Ten Best Investment Books

Education is a step toward financial success.

Where does one begin when trying to come up with the top ten investment books? Here is my list, but be forewarned, this is not a list of books that focus on either fundamental analysis of stocks, nor is it a list of books explaining technical analysis. In fact, the list below is the antithesis of stock picking. My list of the top ten investment books focus on index investing and a passive approach to portfolio management. When I use the term passive, I do not mean that in the tightest definition of that term.


Here is my recommended list.

  1. Four Pillars of Investing – William J. Bernstein
  2. Index Funds: The 12-Step Program for the Active Investors – Mark T. Hebner (Available online for free.)
  3. The Little Book of Common Sense Investing – John C. Bogle
  4. All About Asset Allocation – Richard A. Ferri
  5. The Intelligent Asset Allocator – William J. Bernstein
  6. The Power of Passive Investing* – Richard A. Ferri
  7. Asset Allocation – Roger C. Gibson
  8. What Wall Street Doesn’t Want You to Know – Larry E. Swedroe
  9. Unconventional Success – David F. Swensen
  10. The Investor's Manifesto – William J. Bernstein

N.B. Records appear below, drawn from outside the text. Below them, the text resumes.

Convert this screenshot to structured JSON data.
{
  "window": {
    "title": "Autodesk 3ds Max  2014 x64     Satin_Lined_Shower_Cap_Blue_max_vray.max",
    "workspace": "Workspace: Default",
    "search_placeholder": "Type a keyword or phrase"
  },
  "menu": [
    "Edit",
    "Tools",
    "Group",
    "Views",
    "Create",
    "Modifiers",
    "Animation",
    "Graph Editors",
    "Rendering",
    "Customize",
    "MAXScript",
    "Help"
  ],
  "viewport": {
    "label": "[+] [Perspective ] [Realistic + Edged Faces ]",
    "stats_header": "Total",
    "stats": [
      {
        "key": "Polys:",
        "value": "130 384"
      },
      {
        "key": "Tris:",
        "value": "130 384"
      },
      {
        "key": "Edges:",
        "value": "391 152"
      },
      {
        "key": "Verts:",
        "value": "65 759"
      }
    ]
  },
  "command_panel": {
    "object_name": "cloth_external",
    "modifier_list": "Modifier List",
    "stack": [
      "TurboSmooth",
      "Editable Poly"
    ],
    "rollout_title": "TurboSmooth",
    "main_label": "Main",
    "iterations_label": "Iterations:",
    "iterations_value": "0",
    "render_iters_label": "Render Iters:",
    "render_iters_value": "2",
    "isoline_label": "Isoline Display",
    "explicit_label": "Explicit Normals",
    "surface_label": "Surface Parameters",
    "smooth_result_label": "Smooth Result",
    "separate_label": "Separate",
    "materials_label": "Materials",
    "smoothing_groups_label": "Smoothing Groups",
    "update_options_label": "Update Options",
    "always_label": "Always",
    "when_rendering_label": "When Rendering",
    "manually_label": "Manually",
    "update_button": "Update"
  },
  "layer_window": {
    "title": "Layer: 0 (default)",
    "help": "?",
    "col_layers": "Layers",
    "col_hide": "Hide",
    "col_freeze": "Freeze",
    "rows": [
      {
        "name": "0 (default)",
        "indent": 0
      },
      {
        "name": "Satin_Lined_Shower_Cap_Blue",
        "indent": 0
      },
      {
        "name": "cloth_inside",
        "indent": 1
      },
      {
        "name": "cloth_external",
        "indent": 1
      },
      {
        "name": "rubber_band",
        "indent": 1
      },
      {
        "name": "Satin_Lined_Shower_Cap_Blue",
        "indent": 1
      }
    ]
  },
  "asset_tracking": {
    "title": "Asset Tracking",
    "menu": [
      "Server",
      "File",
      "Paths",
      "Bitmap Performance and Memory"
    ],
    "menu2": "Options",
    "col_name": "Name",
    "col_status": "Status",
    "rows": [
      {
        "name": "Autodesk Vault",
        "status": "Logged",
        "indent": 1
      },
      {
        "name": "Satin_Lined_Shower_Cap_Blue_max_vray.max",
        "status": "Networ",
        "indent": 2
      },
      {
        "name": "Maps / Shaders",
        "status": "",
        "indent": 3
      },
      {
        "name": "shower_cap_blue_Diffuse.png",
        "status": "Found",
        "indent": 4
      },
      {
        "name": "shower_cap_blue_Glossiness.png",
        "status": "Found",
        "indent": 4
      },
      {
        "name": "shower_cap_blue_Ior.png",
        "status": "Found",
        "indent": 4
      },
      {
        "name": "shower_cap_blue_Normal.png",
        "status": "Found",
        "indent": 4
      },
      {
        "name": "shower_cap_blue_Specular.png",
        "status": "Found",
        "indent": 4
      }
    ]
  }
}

It was not easy to pick which of Bogle’s books to recommend. His First 50 Years is definitely one to substitute for my number 3. In this blog post I replaced Rob Arnott’s book with Bernstein's third investment book, The Investor's Manifesto. Arnott's book advocates actively managed index funds and that philosophy runs counter to the investment strategy laid out in the other recommended books. I figure if you read the ten listed books, you can handle Arnott's book. There are several ways to read these books. 1) Read them from start to finish as one reads most books. This looks like a daunting task if one is going to commit to reading all ten. 2) An alternative approach is to have, say the first seven or eight on your book shelf and you pick themes to read. For example, you might check the index of each and read all about asset allocation or rebalancing. Use them as reference books. If you take this approach, I highly recommend you read Bernstein’s second book, “Four Pillars” from start to finish so you have a sound base from which to begin developing your portfolio plan and eventually a strategy for portfolio management and tracking.  Another excellent starter is The Investor's Manifesto.  It may be a little easier to read, so take that into consideration. Make the investment in a number of these books and it will reward you over the course of your investing life.

* Number six (6) is a new addition as of 12/8/2010.

The Golden Rule of Investing

The Golden Rule of Investing is simply, “Save as much as you can as early as you can.” The operative word is early. William J. Bernstein lays it out in stark language in his book, “The Investor’s Manifesto“ where he writes, “Each dollar you do not save at 25 will mean two inflation-adjusted dollars that you will need to save if you start at age 35, four if you begin at 45, and eight if you start at 55. In practice, if you lack substantial savings at 45, you are in serious trouble. Since a 25-year-old should be saving at least 10 percent of his or her salary, this means that a 45-year-old will need to save nearly half of his or her salary. Most 45-year-olds will find this nearly impossible, if for no other reason than the necessity of paying living expenses, payroll taxes, and income taxes.” 

Malkiel and Ellis devote the first chapter of their little book, “The Elements of Investing” to the subject of saving. M & E point out that one of the first steps in saving is to stop dissaving. This means one needs to begin to live below their income. Save instead of spend.

Stop burning up your retirement and kick the tobacco habit is one step. Whether it is smoking or chewing, both are harmful to your body health and financial health. Kick the habit of drinking bottled water. Why pay for water that is drawn out of the tap or from wells and sold in plastic bottles. Save the environment and build up your saving. Never, never, never incur credit card debt. This is the worst kind of debt and it will choke your financial health until you clean up the mess. These are some of the first steps in applying The Golden Rule of Investing. It is difficult to help anyone build and monitor a portfolio if they do not have the discipline to save.

Photograph: Northern Norway